> [Exercise description]:
Report every line of the data where the string "this" appears.

(Web page and app entries)
========
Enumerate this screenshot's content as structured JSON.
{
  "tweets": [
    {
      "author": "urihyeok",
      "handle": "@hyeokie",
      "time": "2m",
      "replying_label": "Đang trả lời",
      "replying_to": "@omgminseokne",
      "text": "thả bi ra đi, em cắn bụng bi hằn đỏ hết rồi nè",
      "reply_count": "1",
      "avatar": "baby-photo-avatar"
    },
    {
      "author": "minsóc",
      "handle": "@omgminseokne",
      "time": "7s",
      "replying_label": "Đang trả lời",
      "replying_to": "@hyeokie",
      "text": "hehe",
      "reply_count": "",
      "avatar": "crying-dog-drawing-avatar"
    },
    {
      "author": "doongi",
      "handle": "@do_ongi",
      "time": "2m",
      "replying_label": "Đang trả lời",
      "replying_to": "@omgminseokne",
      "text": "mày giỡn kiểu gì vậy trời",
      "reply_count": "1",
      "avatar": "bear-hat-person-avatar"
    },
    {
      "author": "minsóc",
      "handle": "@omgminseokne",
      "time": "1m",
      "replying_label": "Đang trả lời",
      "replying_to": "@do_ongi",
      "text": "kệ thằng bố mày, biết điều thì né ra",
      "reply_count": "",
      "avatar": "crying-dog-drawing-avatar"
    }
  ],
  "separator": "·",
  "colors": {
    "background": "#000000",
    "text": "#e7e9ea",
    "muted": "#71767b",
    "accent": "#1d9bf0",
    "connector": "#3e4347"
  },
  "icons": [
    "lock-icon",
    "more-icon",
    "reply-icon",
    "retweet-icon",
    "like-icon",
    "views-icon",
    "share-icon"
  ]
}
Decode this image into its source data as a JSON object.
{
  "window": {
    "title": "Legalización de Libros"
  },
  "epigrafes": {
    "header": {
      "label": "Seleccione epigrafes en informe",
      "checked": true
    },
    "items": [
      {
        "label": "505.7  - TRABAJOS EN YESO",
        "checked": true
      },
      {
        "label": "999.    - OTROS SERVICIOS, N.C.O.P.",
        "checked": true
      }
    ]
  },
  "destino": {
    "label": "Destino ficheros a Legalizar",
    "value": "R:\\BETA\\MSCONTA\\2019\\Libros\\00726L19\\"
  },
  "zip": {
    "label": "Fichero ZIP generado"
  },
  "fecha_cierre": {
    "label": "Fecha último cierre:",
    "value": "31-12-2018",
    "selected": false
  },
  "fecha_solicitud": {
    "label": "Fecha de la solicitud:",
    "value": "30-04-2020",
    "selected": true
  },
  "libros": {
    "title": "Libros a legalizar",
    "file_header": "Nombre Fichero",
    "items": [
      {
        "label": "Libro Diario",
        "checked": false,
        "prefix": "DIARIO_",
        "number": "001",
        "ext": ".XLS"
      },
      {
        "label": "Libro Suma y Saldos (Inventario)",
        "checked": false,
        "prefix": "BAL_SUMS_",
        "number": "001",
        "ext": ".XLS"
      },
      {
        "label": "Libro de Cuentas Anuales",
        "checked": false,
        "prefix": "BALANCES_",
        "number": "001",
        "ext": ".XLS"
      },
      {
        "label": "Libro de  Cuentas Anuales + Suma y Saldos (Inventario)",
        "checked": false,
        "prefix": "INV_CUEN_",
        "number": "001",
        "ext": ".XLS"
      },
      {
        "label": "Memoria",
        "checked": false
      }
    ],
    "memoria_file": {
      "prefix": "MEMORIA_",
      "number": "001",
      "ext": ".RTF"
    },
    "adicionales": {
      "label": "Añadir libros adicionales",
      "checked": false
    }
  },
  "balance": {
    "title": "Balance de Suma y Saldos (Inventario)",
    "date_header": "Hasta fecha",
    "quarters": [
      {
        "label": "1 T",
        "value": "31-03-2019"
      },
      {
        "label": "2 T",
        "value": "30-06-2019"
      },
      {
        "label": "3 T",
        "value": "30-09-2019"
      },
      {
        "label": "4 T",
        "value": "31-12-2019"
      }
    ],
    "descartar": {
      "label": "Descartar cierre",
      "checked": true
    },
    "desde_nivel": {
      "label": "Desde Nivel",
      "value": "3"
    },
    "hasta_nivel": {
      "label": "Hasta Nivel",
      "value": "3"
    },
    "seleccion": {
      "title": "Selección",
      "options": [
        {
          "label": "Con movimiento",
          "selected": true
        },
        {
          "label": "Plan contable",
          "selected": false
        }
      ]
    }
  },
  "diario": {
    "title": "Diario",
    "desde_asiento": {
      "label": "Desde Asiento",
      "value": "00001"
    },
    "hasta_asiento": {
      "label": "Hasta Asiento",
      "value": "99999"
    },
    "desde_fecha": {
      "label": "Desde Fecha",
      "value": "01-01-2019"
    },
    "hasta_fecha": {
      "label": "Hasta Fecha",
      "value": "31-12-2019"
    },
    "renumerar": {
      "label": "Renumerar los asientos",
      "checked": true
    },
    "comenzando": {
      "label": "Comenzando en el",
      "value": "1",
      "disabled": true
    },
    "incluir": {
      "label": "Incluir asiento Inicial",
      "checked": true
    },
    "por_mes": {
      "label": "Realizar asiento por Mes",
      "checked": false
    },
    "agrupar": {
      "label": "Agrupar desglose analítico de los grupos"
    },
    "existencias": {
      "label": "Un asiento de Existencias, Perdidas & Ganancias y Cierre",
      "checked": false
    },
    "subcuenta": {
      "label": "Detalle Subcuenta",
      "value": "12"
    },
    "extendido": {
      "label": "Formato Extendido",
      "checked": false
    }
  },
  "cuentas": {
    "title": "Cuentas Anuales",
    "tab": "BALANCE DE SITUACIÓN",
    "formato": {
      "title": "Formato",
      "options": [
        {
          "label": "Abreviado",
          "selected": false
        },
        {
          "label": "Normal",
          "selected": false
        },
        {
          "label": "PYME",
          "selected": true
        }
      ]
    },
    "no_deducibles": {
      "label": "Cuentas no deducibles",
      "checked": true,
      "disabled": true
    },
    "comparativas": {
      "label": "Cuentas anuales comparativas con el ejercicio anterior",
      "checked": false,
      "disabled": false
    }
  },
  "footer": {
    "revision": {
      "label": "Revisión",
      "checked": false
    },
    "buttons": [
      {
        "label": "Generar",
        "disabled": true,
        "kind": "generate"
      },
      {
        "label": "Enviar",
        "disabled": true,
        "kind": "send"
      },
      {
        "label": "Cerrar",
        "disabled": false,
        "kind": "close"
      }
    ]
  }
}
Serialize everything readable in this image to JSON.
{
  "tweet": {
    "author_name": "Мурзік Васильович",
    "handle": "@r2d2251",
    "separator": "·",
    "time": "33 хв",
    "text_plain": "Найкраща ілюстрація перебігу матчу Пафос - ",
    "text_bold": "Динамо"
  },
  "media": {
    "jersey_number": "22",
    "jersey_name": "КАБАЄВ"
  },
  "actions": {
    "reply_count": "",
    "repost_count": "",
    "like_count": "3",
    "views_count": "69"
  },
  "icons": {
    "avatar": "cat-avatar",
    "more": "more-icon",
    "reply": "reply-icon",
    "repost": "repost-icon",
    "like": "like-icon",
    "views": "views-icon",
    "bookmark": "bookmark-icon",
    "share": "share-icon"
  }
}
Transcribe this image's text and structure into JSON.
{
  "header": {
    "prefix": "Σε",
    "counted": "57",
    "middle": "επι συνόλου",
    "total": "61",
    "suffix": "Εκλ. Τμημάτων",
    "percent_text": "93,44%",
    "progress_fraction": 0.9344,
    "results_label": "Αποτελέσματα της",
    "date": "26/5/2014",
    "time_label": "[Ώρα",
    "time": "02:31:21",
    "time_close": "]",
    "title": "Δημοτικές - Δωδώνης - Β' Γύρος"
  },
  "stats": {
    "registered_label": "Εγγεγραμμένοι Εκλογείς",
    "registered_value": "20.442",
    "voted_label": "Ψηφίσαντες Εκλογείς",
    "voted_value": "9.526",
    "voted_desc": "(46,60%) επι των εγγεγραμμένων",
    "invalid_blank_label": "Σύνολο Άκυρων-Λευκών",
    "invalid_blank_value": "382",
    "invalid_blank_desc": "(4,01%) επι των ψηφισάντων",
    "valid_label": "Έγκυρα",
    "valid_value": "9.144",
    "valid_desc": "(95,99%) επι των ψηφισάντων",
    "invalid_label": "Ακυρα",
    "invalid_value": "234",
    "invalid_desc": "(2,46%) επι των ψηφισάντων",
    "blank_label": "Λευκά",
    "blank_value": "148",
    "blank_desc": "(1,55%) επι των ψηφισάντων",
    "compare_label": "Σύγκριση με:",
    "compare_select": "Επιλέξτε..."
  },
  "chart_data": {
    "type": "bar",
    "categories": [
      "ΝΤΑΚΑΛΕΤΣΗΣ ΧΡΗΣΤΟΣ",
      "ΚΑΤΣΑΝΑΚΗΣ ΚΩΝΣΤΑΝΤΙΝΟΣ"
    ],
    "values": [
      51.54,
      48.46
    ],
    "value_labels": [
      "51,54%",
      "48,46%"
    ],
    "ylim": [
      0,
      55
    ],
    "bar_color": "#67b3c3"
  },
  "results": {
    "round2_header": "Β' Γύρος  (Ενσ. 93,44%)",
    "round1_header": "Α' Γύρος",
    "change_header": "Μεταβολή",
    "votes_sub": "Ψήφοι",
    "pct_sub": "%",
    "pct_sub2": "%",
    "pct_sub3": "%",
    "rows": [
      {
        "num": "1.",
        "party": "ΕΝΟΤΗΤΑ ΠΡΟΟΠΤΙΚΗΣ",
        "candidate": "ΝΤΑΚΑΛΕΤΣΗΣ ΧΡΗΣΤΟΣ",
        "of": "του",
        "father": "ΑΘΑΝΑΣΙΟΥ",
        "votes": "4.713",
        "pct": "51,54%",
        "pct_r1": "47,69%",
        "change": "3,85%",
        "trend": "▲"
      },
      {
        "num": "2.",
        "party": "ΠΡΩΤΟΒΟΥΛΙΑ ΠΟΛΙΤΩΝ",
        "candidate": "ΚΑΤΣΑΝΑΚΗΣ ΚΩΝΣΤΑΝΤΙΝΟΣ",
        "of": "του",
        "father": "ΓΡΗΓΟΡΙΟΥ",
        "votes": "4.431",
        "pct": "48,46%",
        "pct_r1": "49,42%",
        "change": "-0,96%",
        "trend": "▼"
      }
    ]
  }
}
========
> [Task solution]:
Enumerate this screenshot's content as structured JSON.
Decode this image into its source data as a JSON object.
Serialize everything readable in this image to JSON.
Transcribe this image's text and structure into JSON.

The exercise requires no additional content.